A kind quirk to Miranda’s short read is that she requested friends and family draw pictures of their favourite flowers to adorn the pages of the book and she also shares some childhood snaps that reveal she has always been a genetically blessed beauty.

Miranda has been accused of inventing a slightly pompous, pretentious mother earth persona, cut from the same ilk as Gwyneth Paltrow, but as she shares her embarrassments and her own personal crutches, it’s hard to dislike her.

I came away with two distinct impressions.

One was that Miranda could have put more into this book. It’s relatively short and reiterates ideology and advice that has become well worn by now, though perhaps that’s because, just like clichés, they echo with truth and require repetition. Miranda doesn’t introduce anything truly unique or miraculous and in a way it could be argued that Miranda was after a quick sell: some pretty pictures of flowers and a few pleasant messages. Her gorgeous face could probably sell used bog roll after all…

HOWEVER, Miranda didn’t have to write this book at all and there is something engaging about her easy, basic prose. Miranda isn’t pretending to be something she isn’t. She’s just sharing what has helped her through her cataclysmic rise and the inevitable pitfalls along the way.

This isn’t a self-help book and shouldn’t be read as such. I think the ideal audience for this book are Miranda fans and young girls who can take a few inspirational messages from a superstar. It’s helpful for young girls on the cusp of adolescence to realize that even the superbly stunning Miranda had bouts of inferiority and insecurity as a child and in her early years as a model.

Miranda has been accused of being a pseudo good girl with a shallow message of peace and love good old fashioned hippy style, but whether the image is a concocted façade or the real deal, promoting a message of treasuring yourself through the food you eat, the water you drink, the energy you exude and the way you should value yourself as a girl and woman can only be beneficial.
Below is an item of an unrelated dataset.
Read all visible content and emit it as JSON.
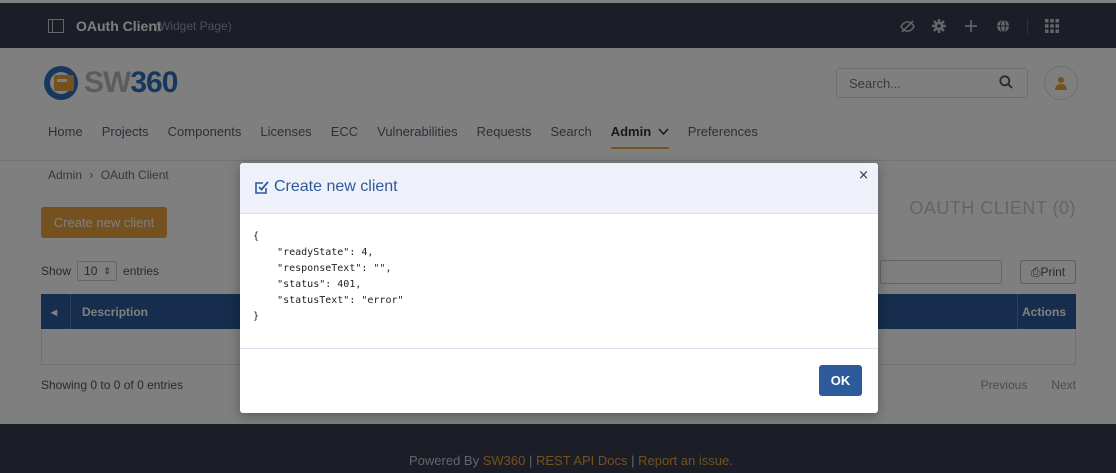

This is advice girls need now more than ever, in an entertainment culture that berates women physically and emotionally on a consistent basis, comparing them to impossible, idealized standards and running them through the grinder of the music industries misogynistic music videos and lyrics that reduce women into sexual commodities for the often uninteresting rapper fronting the song. This is a message girls need and so I certainly wouldn’t discourage anyone from supporting Mirandas’s first book!